* [WORK TO BE COMPLETED]:
For the word "legend", return each line of the data in which it occurs.

Page and application data records:

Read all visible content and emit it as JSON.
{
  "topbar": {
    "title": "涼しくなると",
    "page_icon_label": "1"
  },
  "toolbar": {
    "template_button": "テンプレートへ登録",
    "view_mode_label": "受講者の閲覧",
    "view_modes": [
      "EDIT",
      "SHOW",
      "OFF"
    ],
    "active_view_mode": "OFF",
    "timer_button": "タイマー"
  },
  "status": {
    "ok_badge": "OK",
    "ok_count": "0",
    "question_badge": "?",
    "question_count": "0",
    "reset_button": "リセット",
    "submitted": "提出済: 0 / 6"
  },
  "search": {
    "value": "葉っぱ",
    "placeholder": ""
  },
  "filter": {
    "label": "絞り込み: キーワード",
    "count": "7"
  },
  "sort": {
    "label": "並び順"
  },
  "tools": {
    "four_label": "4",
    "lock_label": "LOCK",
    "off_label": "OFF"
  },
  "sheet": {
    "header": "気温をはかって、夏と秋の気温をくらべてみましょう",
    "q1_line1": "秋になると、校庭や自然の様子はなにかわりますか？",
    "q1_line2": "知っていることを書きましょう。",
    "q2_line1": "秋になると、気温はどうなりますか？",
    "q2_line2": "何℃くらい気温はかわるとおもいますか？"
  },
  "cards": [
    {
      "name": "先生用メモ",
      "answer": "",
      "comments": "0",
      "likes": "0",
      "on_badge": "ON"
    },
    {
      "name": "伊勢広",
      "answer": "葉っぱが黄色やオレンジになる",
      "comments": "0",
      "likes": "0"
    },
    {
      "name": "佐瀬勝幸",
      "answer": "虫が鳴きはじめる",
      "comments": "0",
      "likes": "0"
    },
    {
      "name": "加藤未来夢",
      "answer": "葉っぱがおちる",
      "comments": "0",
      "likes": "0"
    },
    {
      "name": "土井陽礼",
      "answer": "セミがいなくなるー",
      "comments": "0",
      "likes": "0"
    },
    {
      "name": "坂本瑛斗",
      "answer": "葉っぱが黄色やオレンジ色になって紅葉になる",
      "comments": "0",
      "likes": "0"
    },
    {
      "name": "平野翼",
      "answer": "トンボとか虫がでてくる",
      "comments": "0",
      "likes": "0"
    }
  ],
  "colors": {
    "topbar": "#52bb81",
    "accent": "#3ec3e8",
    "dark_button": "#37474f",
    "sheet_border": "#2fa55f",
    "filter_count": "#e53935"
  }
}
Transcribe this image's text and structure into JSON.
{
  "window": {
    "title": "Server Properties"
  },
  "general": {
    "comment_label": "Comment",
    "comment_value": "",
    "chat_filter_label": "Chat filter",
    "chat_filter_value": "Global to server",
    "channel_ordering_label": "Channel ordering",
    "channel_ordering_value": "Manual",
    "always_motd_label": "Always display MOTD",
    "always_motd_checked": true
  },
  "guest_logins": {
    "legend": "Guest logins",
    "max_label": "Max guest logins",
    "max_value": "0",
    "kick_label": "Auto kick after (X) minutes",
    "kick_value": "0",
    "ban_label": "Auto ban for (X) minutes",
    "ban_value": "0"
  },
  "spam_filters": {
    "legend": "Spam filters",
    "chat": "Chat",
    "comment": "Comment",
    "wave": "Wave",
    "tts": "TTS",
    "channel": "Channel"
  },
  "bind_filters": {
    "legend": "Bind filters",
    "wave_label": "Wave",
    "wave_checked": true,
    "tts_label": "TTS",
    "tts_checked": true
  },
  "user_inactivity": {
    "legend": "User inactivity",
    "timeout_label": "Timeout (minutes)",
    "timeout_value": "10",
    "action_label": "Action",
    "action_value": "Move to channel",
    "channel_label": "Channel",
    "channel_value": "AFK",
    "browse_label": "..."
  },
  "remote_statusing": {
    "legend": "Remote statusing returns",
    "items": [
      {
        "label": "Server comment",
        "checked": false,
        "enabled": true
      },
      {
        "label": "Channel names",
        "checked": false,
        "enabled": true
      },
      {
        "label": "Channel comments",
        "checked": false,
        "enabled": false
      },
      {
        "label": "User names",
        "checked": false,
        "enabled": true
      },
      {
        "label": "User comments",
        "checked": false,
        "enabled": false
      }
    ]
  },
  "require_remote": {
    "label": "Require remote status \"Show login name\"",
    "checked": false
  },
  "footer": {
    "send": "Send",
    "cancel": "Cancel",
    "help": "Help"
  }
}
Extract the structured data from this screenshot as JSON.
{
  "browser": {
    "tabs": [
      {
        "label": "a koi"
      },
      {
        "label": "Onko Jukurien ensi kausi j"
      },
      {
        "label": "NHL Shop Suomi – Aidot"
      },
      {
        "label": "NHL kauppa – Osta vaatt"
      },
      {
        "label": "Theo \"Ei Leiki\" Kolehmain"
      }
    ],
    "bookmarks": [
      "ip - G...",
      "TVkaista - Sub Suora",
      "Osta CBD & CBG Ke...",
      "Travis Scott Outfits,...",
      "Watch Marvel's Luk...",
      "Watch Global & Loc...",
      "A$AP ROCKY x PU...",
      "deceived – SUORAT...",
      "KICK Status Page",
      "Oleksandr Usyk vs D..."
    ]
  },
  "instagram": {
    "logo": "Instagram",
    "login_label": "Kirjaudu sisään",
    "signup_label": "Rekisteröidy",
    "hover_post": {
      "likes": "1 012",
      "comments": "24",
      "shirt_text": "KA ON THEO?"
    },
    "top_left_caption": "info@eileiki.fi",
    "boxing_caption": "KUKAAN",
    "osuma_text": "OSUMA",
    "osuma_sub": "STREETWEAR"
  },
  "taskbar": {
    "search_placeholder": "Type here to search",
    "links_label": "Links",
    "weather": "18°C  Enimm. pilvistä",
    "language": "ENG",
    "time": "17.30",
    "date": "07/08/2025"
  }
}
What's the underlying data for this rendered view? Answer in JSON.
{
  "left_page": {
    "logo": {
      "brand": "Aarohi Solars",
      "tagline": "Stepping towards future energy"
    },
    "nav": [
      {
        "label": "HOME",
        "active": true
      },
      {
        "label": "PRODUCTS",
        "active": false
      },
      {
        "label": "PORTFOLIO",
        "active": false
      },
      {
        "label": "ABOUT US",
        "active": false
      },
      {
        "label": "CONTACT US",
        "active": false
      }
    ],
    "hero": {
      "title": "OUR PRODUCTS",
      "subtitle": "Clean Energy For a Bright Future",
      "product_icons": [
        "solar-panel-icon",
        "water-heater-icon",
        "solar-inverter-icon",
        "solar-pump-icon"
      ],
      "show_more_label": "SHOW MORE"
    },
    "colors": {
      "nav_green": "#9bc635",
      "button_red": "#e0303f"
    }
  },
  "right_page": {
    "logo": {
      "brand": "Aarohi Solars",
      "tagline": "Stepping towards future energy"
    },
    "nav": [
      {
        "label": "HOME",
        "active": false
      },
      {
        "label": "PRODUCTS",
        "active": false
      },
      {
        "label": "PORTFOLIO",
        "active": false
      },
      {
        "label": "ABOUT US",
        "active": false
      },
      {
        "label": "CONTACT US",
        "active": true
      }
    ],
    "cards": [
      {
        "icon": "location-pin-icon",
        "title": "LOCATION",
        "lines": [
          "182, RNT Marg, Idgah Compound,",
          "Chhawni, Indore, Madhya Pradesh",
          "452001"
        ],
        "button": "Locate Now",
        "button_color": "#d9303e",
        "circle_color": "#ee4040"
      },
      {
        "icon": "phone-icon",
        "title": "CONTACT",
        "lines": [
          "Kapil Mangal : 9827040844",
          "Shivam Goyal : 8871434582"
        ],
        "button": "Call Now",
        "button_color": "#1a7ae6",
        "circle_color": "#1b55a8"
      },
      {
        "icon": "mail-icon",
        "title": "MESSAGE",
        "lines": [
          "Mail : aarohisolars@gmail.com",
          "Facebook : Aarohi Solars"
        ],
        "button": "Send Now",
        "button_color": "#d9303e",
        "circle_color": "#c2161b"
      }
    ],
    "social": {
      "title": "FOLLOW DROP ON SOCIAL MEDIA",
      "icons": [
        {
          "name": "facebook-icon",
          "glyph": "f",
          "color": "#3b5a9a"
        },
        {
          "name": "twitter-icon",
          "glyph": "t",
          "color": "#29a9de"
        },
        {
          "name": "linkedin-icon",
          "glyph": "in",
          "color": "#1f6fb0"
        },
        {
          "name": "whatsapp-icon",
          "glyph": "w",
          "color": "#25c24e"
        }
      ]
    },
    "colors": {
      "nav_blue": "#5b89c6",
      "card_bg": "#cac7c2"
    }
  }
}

* [ANSWER FOR THIS EXERCISE]:
    "legend": "Guest logins",
    "legend": "Spam filters",
    "legend": "Bind filters",
    "legend": "User inactivity",
    "legend": "Remote statusing returns",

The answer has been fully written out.